Less is more. Stay pure. Stay poor.
#2
Well you need to find the highest possible score given the presence of every risk factor and that is your max. Next you standardize the individual risk factor scores given the max is rescaled to 10. Not sure what your allegiance to 10 is, but if you have 30 risk factors, making the scale wider is likely a good ideas so you don't have individual risks of say 0.8.

I didn't follow, your second concern.

Also, this seems like you are trying to apply an existing risk score. How or where were these risk scores originally derived? Knowing the sample and modeling process would help ensure you are deviating/generalizing too far from its origins.
 
#3
Well you need to find the highest possible score given the presence of every risk factor and that is your max.

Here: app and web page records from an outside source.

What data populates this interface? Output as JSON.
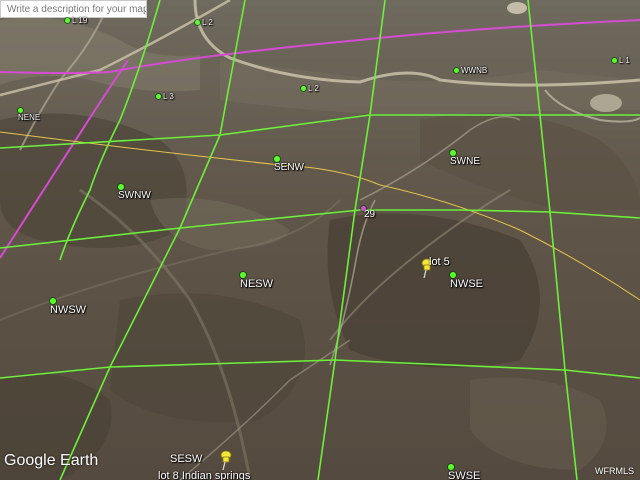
{
  "search": {
    "placeholder": "Write a description for your map"
  },
  "colors": {
    "grid_line": "#6cf03a",
    "boundary_line": "#d64bd4",
    "road_line": "#e8c54a",
    "marker": "#5bff2d",
    "pin": "#f5e63a"
  },
  "markers": {
    "l19": "L 19",
    "l2_top": "L 2",
    "l3": "L 3",
    "l2_mid": "L 2",
    "wwnb": "WWNB",
    "l1": "L 1",
    "nene": "NENE",
    "senw": "SENW",
    "swne": "SWNE",
    "swnw": "SWNW",
    "section_29": "29",
    "nesw": "NESW",
    "nwse": "NWSE",
    "nwsw": "NWSW",
    "sese": "SWSE"
  },
  "labels": {
    "lot5": "lot 5",
    "sesw": "SESW",
    "lot8": "lot 8 Indian springs"
  },
  "logo": {
    "text": "Google Earth"
  },
  "credit": {
    "text": "WFRMLS"
  }
}
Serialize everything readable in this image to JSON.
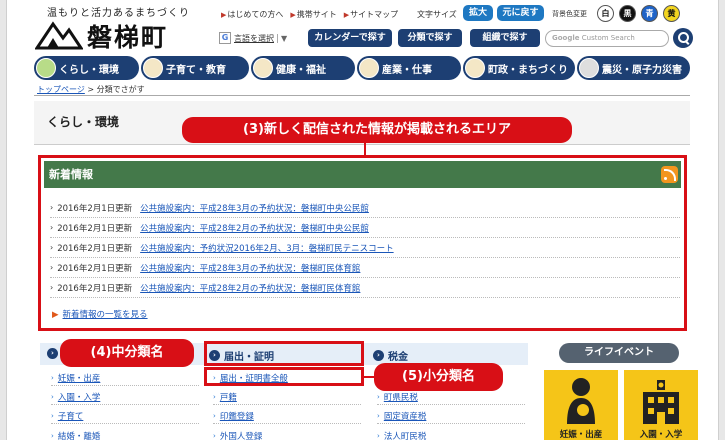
{
  "header": {
    "tagline": "温もりと活力あるまちづくり",
    "site_name": "磐梯町",
    "top_links": [
      "はじめての方へ",
      "携帯サイト",
      "サイトマップ"
    ],
    "font_size_label": "文字サイズ",
    "font_enlarge": "拡大",
    "font_reset": "元に戻す",
    "bg_color_label": "背景色変更",
    "bg_colors": [
      "白",
      "黒",
      "青",
      "黄"
    ],
    "language_badge": "G",
    "language_select": "言語を選択",
    "language_arrow": "▼",
    "search_buttons": [
      "カレンダーで探す",
      "分類で探す",
      "組織で探す"
    ],
    "search_google": "Google",
    "search_placeholder": "Custom Search"
  },
  "nav": {
    "items": [
      "くらし・環境",
      "子育て・教育",
      "健康・福祉",
      "産業・仕事",
      "町政・まちづくり",
      "震災・原子力災害"
    ]
  },
  "breadcrumb": {
    "home": "トップページ",
    "separator": " > ",
    "current": "分類でさがす"
  },
  "page": {
    "title": "くらし・環境"
  },
  "news": {
    "heading": "新着情報",
    "items": [
      {
        "date": "2016年2月1日更新",
        "title": "公共施設案内：平成28年3月の予約状況：磐梯町中央公民館"
      },
      {
        "date": "2016年2月1日更新",
        "title": "公共施設案内：平成28年2月の予約状況：磐梯町中央公民館"
      },
      {
        "date": "2016年2月1日更新",
        "title": "公共施設案内：予約状況2016年2月、3月：磐梯町民テニスコート"
      },
      {
        "date": "2016年2月1日更新",
        "title": "公共施設案内：平成28年3月の予約状況：磐梯町民体育館"
      },
      {
        "date": "2016年2月1日更新",
        "title": "公共施設案内：平成28年2月の予約状況：磐梯町民体育館"
      }
    ],
    "more": "新着情報の一覧を見る"
  },
  "callouts": {
    "area": "(3)新しく配信された情報が掲載されるエリア",
    "middle": "(4)中分類名",
    "small": "(5)小分類名"
  },
  "categories": {
    "col1": {
      "heading": "",
      "items": [
        "妊娠・出産",
        "入園・入学",
        "子育て",
        "結婚・離婚"
      ]
    },
    "col2": {
      "heading": "届出・証明",
      "items": [
        "届出・証明書全般",
        "戸籍",
        "印鑑登録",
        "外国人登録"
      ]
    },
    "col3": {
      "heading": "税金",
      "items": [
        "",
        "町県民税",
        "固定資産税",
        "法人町民税"
      ]
    }
  },
  "life_event": {
    "button": "ライフイベント",
    "cards": [
      "妊娠・出産",
      "入園・入学"
    ]
  },
  "colors": {
    "navy": "#1d3f73",
    "accent_red": "#d80f16",
    "news_green": "#44794a",
    "life_yellow": "#f5c518"
  }
}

Next you standardize the individual risk factor scores given the max is rescaled to 10. Not sure what your allegiance to 10 is, but if you have 30 risk factors, making the scale wider is likely a good ideas so you don't have individual risks of say 0.8.

I didn't follow, your second concern.

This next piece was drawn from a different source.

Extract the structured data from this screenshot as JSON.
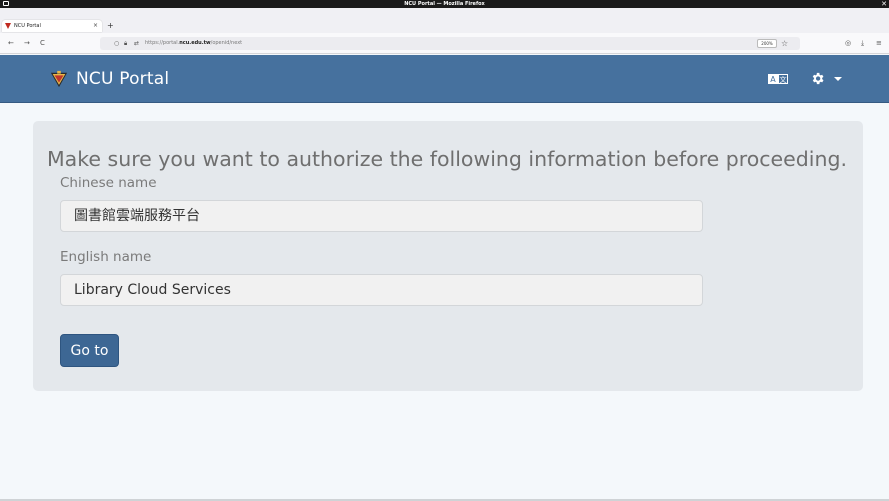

Also, this seems like you are trying to apply an existing risk score. How or where were these risk scores originally derived? Knowing the sample and modeling process would help ensure you are deviating/generalizing too far from its origins.
@hlsmith thank you for your answer. How did we populate the data? Maybe you expect an answer like "some statistical reference data", but this problem is related to an area which doesn't have enough data, but it has lots of law, regulation which consists of qualitative rules instead of quantitative rules. So if the question is "How a financial product can be used by criminals", some subject matter experts decide if a financial product is vulnerable in 4 different ways (like my first population member) and what are the vulnerability risk for each of them (like 8, 3, 6, 4).

So I can not change the input data. I just need to sort each product in a scale from 0 to 10.

So what did I mean with "Tricky part" in my question? Like you said, I can first calculate the aggregated score and then compare them with the absolute maximum score. However, my 2nd product has 2 risk factors with very high vulnerability scores (9+10=19 as total). If the 3rd product with 6 medium/low level vulnerabilities have total score as (4+3+3+4+3+4 = 21), can I say that the 3rd product is more risky than the 2nd product?

So my confusion is that I know that 9 and 10 points in the 2nd product are very high serious vulnerabilities according to the qualitative sources (like regulations), but the aggregated data says that the 3rd product is more risky even if each vulnerabilities are not so high.

I hope I could explain my confusion :)
 

hlsmith

Less is more. Stay pure. Stay poor.
#4
Yup, I follow what you are writing. 3nd is more risky, yes (mathematically) - but if you are trying to intervene to prevent an outcome targeting certain components would have a higher potential ROI. Is this something you are contemplating?